◆ **AIM OF THE TASK**:
Please report every line in the material below where the word "with" is found.

◆ **INPUT MATERIAL**:
┌──

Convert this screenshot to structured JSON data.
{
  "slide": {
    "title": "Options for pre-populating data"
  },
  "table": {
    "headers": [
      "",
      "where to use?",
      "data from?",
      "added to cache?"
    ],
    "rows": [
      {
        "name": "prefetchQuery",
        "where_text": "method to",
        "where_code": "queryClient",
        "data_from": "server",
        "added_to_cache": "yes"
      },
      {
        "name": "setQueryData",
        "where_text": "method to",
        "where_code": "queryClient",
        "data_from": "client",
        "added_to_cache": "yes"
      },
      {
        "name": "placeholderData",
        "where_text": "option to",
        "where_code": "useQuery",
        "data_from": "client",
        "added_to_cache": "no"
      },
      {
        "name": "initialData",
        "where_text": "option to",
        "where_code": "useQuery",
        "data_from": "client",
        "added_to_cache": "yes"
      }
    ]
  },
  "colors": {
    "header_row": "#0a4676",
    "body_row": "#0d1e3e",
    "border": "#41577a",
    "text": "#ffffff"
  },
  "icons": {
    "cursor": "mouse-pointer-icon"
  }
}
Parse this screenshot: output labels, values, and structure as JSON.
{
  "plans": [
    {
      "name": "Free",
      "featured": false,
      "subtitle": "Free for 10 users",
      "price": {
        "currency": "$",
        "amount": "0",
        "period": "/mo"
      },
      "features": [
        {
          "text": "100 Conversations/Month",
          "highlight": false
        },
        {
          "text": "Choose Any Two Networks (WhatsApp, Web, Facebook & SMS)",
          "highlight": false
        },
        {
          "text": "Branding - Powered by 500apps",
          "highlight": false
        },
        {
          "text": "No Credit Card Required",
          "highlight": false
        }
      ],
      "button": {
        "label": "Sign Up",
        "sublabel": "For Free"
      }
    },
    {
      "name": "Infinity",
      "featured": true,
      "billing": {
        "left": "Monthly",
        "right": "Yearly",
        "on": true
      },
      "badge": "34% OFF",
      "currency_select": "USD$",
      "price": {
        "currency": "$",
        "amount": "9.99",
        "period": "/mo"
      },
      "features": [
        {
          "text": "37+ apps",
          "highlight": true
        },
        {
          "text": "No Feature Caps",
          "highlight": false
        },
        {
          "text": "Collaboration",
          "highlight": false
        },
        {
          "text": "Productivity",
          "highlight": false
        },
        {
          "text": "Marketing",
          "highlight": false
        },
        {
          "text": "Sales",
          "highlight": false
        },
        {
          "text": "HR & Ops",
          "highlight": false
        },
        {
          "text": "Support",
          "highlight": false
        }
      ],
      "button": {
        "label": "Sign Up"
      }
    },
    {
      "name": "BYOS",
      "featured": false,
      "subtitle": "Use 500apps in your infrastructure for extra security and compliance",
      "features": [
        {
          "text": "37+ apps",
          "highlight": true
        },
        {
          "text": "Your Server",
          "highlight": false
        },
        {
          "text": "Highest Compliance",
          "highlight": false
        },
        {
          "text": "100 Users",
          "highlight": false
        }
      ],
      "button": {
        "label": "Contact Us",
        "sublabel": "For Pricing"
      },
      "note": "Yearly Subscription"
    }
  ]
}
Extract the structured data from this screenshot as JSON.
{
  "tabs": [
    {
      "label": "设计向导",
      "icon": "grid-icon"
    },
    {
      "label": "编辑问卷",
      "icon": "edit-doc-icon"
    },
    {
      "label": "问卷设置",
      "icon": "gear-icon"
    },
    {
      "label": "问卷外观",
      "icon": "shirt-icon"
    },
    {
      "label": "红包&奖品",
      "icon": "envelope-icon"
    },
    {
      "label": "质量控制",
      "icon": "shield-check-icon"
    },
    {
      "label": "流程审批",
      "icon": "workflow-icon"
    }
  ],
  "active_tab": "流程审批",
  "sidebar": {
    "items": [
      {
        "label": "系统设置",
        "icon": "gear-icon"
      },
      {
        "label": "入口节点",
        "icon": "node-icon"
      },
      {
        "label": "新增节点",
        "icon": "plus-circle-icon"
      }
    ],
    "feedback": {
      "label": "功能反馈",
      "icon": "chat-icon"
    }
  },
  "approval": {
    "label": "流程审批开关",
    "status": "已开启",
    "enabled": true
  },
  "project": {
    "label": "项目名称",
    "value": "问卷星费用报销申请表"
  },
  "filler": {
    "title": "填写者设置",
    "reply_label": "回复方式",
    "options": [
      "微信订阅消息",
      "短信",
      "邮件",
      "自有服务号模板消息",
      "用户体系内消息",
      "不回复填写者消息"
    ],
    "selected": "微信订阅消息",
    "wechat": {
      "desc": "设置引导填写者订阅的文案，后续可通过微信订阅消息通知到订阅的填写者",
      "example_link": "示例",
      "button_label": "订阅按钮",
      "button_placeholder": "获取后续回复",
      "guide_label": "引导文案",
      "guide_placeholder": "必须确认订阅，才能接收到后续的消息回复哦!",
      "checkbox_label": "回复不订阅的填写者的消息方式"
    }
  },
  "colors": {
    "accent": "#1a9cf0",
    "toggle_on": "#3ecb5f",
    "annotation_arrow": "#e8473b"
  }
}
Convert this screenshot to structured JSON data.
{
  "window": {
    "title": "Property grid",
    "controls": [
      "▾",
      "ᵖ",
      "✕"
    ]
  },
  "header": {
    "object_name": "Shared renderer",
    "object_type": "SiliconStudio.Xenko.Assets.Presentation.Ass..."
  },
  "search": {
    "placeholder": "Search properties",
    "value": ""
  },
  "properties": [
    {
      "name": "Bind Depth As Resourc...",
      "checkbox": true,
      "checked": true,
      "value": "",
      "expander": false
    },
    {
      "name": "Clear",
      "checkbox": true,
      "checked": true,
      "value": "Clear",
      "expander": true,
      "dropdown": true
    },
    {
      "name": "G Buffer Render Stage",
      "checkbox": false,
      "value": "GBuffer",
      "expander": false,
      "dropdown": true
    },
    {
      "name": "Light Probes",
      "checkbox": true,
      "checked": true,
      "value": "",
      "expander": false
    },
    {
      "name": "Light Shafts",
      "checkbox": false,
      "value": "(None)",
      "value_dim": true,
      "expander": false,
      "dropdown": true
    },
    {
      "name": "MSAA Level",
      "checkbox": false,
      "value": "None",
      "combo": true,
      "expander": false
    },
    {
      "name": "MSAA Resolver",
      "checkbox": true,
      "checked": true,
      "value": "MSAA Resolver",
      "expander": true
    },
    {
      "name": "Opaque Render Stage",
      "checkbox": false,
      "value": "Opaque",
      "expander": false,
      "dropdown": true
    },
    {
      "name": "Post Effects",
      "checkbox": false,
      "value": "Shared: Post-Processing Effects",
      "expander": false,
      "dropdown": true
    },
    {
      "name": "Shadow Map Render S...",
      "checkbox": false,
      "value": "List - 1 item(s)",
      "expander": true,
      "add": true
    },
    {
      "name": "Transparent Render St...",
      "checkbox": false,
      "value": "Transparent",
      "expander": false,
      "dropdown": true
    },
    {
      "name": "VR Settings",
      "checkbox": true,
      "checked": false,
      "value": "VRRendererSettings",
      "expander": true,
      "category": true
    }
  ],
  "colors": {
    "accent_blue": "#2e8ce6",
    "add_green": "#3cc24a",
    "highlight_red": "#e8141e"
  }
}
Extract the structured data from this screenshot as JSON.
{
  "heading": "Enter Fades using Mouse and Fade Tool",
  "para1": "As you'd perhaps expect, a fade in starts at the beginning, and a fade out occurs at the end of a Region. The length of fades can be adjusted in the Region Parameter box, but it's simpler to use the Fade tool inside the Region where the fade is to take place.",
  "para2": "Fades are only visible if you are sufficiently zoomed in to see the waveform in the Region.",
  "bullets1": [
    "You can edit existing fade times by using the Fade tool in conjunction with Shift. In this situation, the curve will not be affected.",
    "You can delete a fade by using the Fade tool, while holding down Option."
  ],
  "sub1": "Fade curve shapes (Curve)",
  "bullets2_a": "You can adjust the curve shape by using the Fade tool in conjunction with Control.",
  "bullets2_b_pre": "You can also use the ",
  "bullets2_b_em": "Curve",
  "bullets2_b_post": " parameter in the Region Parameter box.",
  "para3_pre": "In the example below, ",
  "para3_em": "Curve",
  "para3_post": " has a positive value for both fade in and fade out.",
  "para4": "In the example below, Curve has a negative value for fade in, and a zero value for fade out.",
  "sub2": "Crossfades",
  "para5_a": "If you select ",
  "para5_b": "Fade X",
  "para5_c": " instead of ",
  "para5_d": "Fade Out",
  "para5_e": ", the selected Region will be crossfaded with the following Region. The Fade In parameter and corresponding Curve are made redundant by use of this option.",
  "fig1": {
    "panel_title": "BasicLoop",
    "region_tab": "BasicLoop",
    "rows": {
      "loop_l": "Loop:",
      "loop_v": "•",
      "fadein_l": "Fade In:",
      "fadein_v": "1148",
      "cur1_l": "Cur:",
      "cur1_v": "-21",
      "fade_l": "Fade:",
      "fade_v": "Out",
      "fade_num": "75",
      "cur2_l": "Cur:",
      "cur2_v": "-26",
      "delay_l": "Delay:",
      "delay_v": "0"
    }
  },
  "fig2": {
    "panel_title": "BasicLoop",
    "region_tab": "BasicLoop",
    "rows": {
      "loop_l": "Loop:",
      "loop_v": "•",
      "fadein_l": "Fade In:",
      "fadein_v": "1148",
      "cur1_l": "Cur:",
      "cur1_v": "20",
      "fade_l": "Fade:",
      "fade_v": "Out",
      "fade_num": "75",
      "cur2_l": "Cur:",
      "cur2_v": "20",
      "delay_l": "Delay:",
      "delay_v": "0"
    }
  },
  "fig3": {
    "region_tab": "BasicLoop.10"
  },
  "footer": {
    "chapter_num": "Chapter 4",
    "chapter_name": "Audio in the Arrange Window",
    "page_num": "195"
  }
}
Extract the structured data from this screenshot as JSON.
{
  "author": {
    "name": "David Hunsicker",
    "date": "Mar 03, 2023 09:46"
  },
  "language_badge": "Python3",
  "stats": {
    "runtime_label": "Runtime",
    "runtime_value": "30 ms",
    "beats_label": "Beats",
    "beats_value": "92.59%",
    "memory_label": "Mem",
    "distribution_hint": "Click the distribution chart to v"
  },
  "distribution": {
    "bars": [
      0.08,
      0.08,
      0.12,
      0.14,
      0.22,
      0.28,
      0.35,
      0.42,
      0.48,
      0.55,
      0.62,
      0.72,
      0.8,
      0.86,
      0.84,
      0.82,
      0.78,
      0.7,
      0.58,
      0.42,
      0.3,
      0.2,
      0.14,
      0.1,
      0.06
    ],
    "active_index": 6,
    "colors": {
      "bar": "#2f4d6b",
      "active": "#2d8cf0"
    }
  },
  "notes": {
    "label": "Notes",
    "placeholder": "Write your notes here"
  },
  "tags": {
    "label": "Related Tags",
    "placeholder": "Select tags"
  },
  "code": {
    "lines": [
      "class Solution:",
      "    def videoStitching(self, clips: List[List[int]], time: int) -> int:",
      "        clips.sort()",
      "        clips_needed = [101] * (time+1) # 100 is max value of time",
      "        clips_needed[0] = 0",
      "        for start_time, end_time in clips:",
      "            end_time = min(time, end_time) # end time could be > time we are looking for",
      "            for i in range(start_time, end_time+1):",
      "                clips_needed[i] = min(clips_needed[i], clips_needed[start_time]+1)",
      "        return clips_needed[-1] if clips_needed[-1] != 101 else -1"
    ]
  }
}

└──

◆ **ANSWER**:
    "You can edit existing fade times by using the Fade tool in conjunction with Shift. In this situation, the curve will not be affected.",
  "bullets2_a": "You can adjust the curve shape by using the Fade tool in conjunction with Control.",
  "para5_e": ", the selected Region will be crossfaded with the following Region. The Fade In parameter and corresponding Curve are made redundant by use of this option.",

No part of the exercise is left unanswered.